> [Work instructions]:
Copy each line below that contains "JSON".

─── Record set

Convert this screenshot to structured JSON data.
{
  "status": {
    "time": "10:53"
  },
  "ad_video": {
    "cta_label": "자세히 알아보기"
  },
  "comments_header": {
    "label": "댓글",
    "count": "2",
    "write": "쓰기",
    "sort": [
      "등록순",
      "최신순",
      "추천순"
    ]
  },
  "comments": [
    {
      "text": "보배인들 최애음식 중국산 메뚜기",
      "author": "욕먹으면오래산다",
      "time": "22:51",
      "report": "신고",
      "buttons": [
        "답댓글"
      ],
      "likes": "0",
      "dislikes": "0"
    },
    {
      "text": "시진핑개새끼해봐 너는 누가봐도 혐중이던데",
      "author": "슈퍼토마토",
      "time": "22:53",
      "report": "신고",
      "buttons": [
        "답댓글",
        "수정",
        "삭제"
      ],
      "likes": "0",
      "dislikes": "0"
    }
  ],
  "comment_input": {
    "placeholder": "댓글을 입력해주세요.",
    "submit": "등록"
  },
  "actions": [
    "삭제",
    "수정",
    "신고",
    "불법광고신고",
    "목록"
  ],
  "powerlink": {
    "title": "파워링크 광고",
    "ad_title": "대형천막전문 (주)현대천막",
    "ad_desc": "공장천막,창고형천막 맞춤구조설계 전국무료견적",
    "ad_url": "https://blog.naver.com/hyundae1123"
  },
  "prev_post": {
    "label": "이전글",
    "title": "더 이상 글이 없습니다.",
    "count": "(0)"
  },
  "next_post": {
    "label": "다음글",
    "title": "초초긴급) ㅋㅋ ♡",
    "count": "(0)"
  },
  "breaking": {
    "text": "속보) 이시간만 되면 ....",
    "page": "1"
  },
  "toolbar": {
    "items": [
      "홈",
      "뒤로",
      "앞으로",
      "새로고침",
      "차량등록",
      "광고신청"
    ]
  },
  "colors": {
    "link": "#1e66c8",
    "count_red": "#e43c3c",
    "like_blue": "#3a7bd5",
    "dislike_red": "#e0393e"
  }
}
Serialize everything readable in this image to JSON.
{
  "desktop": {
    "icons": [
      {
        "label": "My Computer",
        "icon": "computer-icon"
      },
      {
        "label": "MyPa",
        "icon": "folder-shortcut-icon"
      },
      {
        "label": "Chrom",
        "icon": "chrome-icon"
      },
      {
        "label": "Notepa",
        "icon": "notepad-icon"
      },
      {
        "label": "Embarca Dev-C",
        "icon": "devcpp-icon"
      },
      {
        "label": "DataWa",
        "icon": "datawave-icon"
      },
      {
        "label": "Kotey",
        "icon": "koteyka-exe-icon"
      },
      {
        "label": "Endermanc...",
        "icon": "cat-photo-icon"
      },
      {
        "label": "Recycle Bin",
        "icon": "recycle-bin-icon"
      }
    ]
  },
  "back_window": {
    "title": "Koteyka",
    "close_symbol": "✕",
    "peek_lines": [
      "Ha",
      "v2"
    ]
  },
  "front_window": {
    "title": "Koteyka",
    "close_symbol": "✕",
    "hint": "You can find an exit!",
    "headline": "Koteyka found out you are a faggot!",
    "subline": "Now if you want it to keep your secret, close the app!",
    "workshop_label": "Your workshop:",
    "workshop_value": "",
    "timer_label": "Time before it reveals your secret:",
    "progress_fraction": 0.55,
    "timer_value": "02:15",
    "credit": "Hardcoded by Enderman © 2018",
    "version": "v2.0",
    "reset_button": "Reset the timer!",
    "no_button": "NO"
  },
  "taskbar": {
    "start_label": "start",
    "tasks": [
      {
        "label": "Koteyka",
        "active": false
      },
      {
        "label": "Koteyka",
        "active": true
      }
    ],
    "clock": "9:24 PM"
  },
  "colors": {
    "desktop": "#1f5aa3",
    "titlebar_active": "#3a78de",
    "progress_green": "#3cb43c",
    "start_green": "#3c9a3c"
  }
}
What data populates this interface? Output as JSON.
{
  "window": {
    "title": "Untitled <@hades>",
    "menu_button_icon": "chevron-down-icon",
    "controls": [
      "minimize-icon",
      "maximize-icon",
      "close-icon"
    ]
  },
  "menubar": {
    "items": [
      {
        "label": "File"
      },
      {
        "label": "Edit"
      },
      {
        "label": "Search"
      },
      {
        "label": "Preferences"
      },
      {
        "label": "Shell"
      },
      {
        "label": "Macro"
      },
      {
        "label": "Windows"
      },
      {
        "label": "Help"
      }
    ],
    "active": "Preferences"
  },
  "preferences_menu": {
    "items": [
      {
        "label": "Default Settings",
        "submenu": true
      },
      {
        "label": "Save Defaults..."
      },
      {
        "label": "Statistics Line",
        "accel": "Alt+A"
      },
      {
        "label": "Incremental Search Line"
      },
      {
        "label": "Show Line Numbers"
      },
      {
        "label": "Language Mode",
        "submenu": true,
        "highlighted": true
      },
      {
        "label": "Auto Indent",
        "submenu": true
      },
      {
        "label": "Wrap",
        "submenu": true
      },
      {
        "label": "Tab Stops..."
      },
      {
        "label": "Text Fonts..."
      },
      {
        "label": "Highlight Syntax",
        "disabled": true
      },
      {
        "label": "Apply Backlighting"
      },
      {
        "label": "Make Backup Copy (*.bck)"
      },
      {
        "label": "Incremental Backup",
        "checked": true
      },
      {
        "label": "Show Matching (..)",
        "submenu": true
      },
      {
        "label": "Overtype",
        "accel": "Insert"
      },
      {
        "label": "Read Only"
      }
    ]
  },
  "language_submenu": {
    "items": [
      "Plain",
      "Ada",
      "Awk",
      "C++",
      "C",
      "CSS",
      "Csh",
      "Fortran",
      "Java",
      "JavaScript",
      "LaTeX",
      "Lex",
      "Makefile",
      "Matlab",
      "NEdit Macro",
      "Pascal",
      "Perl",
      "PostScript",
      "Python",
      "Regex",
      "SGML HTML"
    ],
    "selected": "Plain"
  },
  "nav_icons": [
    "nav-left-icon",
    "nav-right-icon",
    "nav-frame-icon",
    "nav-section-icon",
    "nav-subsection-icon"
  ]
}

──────

> [Task result]:
Convert this screenshot to structured JSON data.
Serialize everything readable in this image to JSON.
What data populates this interface? Output as JSON.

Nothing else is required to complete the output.